* **Data section**
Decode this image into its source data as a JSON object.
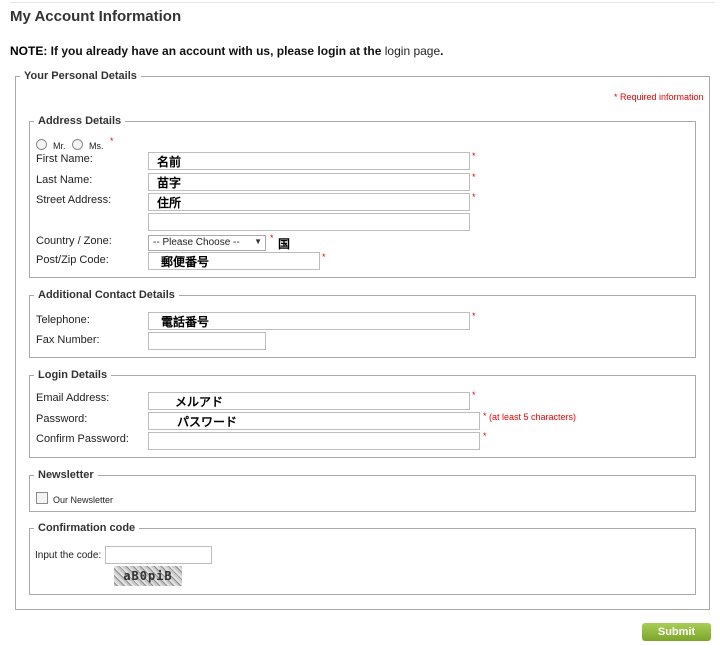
{
  "page": {
    "title": "My Account Information",
    "note_label": "NOTE:",
    "note_text": " If you already have an account with us, please login at the ",
    "note_link": "login page",
    "note_end": "."
  },
  "personal": {
    "legend": "Your Personal Details",
    "required_note": "* Required information"
  },
  "address": {
    "legend": "Address Details",
    "salutation_mr": "Mr.",
    "salutation_ms": "Ms.",
    "first_name_label": "First Name:",
    "first_name_value": "名前",
    "last_name_label": "Last Name:",
    "last_name_value": "苗字",
    "street_label": "Street Address:",
    "street_value": "住所",
    "street2_value": "",
    "country_label": "Country / Zone:",
    "country_selected": "-- Please Choose --",
    "country_note": "国",
    "postcode_label": "Post/Zip Code:",
    "postcode_value": "郵便番号"
  },
  "contact": {
    "legend": "Additional Contact Details",
    "telephone_label": "Telephone:",
    "telephone_value": "電話番号",
    "fax_label": "Fax Number:",
    "fax_value": ""
  },
  "login": {
    "legend": "Login Details",
    "email_label": "Email Address:",
    "email_value": "メルアド",
    "password_label": "Password:",
    "password_value": "パスワード",
    "password_hint": "(at least 5 characters)",
    "confirm_label": "Confirm Password:",
    "confirm_value": ""
  },
  "newsletter": {
    "legend": "Newsletter",
    "checkbox_label": "Our Newsletter"
  },
  "confirmation": {
    "legend": "Confirmation code",
    "input_label": "Input the code:",
    "input_value": "",
    "captcha_text": "aB0piB"
  },
  "submit_label": "Submit",
  "required_star": "*",
  "colors": {
    "required": "#e00000",
    "submit": "#8cb63a",
    "border": "#a9a9a9"
  }
}
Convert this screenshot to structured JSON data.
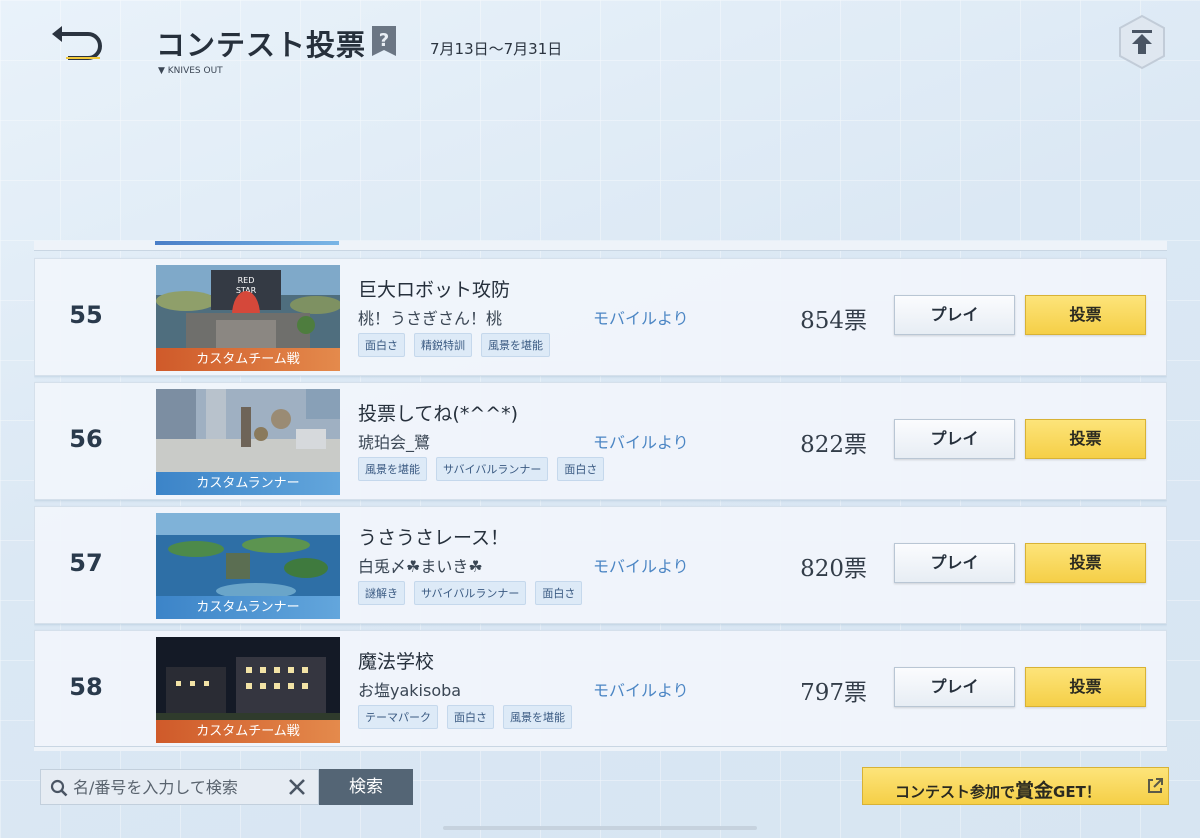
{
  "header": {
    "title": "コンテスト投票",
    "subtitle": "▼ KNIVES OUT",
    "date_range": "7月13日〜7月31日"
  },
  "rows": [
    {
      "rank": "55",
      "thumb_label": "カスタムチーム戦",
      "title": "巨大ロボット攻防",
      "author": "桃！うさぎさん！桃",
      "tags": [
        "面白さ",
        "精鋭特訓",
        "風景を堪能"
      ],
      "source": "モバイルより",
      "votes": "854票",
      "play_label": "プレイ",
      "vote_label": "投票"
    },
    {
      "rank": "56",
      "thumb_label": "カスタムランナー",
      "title": "投票してね(*^^*)",
      "author": "琥珀会_鷺",
      "tags": [
        "風景を堪能",
        "サバイバルランナー",
        "面白さ"
      ],
      "source": "モバイルより",
      "votes": "822票",
      "play_label": "プレイ",
      "vote_label": "投票"
    },
    {
      "rank": "57",
      "thumb_label": "カスタムランナー",
      "title": "うさうさレース！",
      "author": "白兎〆☘まいき☘",
      "tags": [
        "謎解き",
        "サバイバルランナー",
        "面白さ"
      ],
      "source": "モバイルより",
      "votes": "820票",
      "play_label": "プレイ",
      "vote_label": "投票"
    },
    {
      "rank": "58",
      "thumb_label": "カスタムチーム戦",
      "title": "魔法学校",
      "author": "お塩yakisoba",
      "tags": [
        "テーマパーク",
        "面白さ",
        "風景を堪能"
      ],
      "source": "モバイルより",
      "votes": "797票",
      "play_label": "プレイ",
      "vote_label": "投票"
    }
  ],
  "search": {
    "placeholder": "名/番号を入力して検索",
    "button_label": "検索"
  },
  "promo": {
    "prefix": "コンテスト参加で",
    "highlight": "賞金",
    "suffix": "GET！"
  },
  "colors": {
    "accent_yellow": "#f5cf47",
    "source_blue": "#4c86c4",
    "team_label": "#cf5a2a",
    "runner_label": "#3c84c8"
  },
  "icons": [
    "back-arrow-icon",
    "help-icon",
    "scroll-top-icon",
    "search-icon",
    "clear-icon",
    "external-link-icon"
  ]
}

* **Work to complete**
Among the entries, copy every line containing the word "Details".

* **Worked solution**
    "legend": "Your Personal Details",
    "legend": "Address Details",
    "legend": "Additional Contact Details",
    "legend": "Login Details",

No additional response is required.